◆ **REQUIRED WORK**:
This exercise calls for the data below to be retyped exactly, minus any images.
-------------------------
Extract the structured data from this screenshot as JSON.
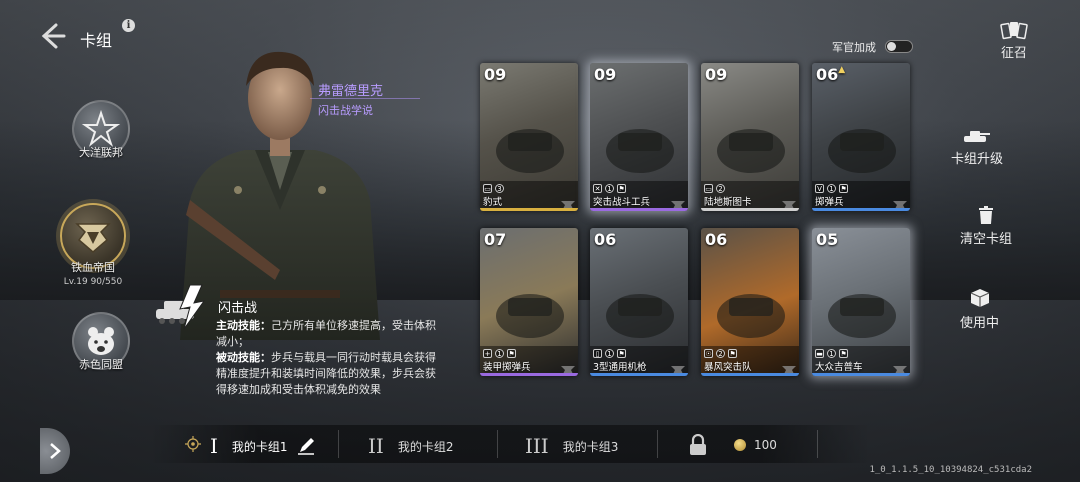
{
  "header": {
    "title": "卡组",
    "info_label": "i"
  },
  "factions": [
    {
      "name": "大洋联邦",
      "icon": "star-eagle-icon",
      "active": false
    },
    {
      "name": "铁血帝国",
      "icon": "iron-eagle-icon",
      "active": true,
      "level": "Lv.19  90/550"
    },
    {
      "name": "赤色同盟",
      "icon": "bear-icon",
      "active": false
    }
  ],
  "commander": {
    "name": "弗雷德里克",
    "doctrine": "闪击战学说",
    "tactic_name": "闪击战",
    "active_skill_label": "主动技能：",
    "active_skill_text": "己方所有单位移速提高，受击体积减小；",
    "passive_skill_label": "被动技能：",
    "passive_skill_text": "步兵与载具一同行动时载具会获得精准度提升和装填时间降低的效果，步兵会获得移速加成和受击体积减免的效果"
  },
  "officer_bonus": {
    "label": "军官加成",
    "enabled": false
  },
  "cards": [
    {
      "cost": "09",
      "name": "豹式",
      "meta": [
        "tank",
        "3"
      ],
      "rarity": "#d8b040",
      "glow": false
    },
    {
      "cost": "09",
      "name": "突击战斗工兵",
      "meta": [
        "rifle",
        "1",
        "flag"
      ],
      "rarity": "#9a6ae0",
      "glow": true
    },
    {
      "cost": "09",
      "name": "陆地斯图卡",
      "meta": [
        "tank",
        "2"
      ],
      "rarity": "#cfcfcf",
      "glow": false
    },
    {
      "cost": "06",
      "name": "掷弹兵",
      "meta": [
        "V",
        "1",
        "flag"
      ],
      "rarity": "#4a8ae0",
      "glow": false,
      "upgrade": true
    },
    {
      "cost": "07",
      "name": "装甲掷弹兵",
      "meta": [
        "+",
        "1",
        "flag"
      ],
      "rarity": "#9a6ae0",
      "glow": false
    },
    {
      "cost": "06",
      "name": "3型通用机枪",
      "meta": [
        "mg",
        "1",
        "flag"
      ],
      "rarity": "#4a8ae0",
      "glow": false
    },
    {
      "cost": "06",
      "name": "暴风突击队",
      "meta": [
        "skull",
        "2",
        "flag"
      ],
      "rarity": "#4a8ae0",
      "glow": false
    },
    {
      "cost": "05",
      "name": "大众吉普车",
      "meta": [
        "car",
        "1",
        "flag"
      ],
      "rarity": "#4a8ae0",
      "glow": true
    }
  ],
  "side_menu": {
    "recruit": "征召",
    "upgrade": "卡组升级",
    "clear": "清空卡组",
    "in_use": "使用中"
  },
  "decks": [
    {
      "numeral": "I",
      "name": "我的卡组1",
      "active": true
    },
    {
      "numeral": "II",
      "name": "我的卡组2",
      "active": false
    },
    {
      "numeral": "III",
      "name": "我的卡组3",
      "active": false
    }
  ],
  "locked_slot": {
    "cost": "100"
  },
  "version": "1_0_1.1.5_10_10394824_c531cda2"
}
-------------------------
◆ **RESPONSE**:
Extract the structured data from this screenshot as JSON.
{
  "header": {
    "title": "卡组",
    "info_label": "i"
  },
  "factions": [
    {
      "name": "大洋联邦",
      "icon": "star-eagle-icon",
      "active": false
    },
    {
      "name": "铁血帝国",
      "icon": "iron-eagle-icon",
      "active": true,
      "level": "Lv.19  90/550"
    },
    {
      "name": "赤色同盟",
      "icon": "bear-icon",
      "active": false
    }
  ],
  "commander": {
    "name": "弗雷德里克",
    "doctrine": "闪击战学说",
    "tactic_name": "闪击战",
    "active_skill_label": "主动技能：",
    "active_skill_text": "己方所有单位移速提高，受击体积减小；",
    "passive_skill_label": "被动技能：",
    "passive_skill_text": "步兵与载具一同行动时载具会获得精准度提升和装填时间降低的效果，步兵会获得移速加成和受击体积减免的效果"
  },
  "officer_bonus": {
    "label": "军官加成",
    "enabled": false
  },
  "cards": [
    {
      "cost": "09",
      "name": "豹式",
      "meta": [
        "tank",
        "3"
      ],
      "rarity": "#d8b040",
      "glow": false
    },
    {
      "cost": "09",
      "name": "突击战斗工兵",
      "meta": [
        "rifle",
        "1",
        "flag"
      ],
      "rarity": "#9a6ae0",
      "glow": true
    },
    {
      "cost": "09",
      "name": "陆地斯图卡",
      "meta": [
        "tank",
        "2"
      ],
      "rarity": "#cfcfcf",
      "glow": false
    },
    {
      "cost": "06",
      "name": "掷弹兵",
      "meta": [
        "V",
        "1",
        "flag"
      ],
      "rarity": "#4a8ae0",
      "glow": false,
      "upgrade": true
    },
    {
      "cost": "07",
      "name": "装甲掷弹兵",
      "meta": [
        "+",
        "1",
        "flag"
      ],
      "rarity": "#9a6ae0",
      "glow": false
    },
    {
      "cost": "06",
      "name": "3型通用机枪",
      "meta": [
        "mg",
        "1",
        "flag"
      ],
      "rarity": "#4a8ae0",
      "glow": false
    },
    {
      "cost": "06",
      "name": "暴风突击队",
      "meta": [
        "skull",
        "2",
        "flag"
      ],
      "rarity": "#4a8ae0",
      "glow": false
    },
    {
      "cost": "05",
      "name": "大众吉普车",
      "meta": [
        "car",
        "1",
        "flag"
      ],
      "rarity": "#4a8ae0",
      "glow": true
    }
  ],
  "side_menu": {
    "recruit": "征召",
    "upgrade": "卡组升级",
    "clear": "清空卡组",
    "in_use": "使用中"
  },
  "decks": [
    {
      "numeral": "I",
      "name": "我的卡组1",
      "active": true
    },
    {
      "numeral": "II",
      "name": "我的卡组2",
      "active": false
    },
    {
      "numeral": "III",
      "name": "我的卡组3",
      "active": false
    }
  ],
  "locked_slot": {
    "cost": "100"
  },
  "version": "1_0_1.1.5_10_10394824_c531cda2"
}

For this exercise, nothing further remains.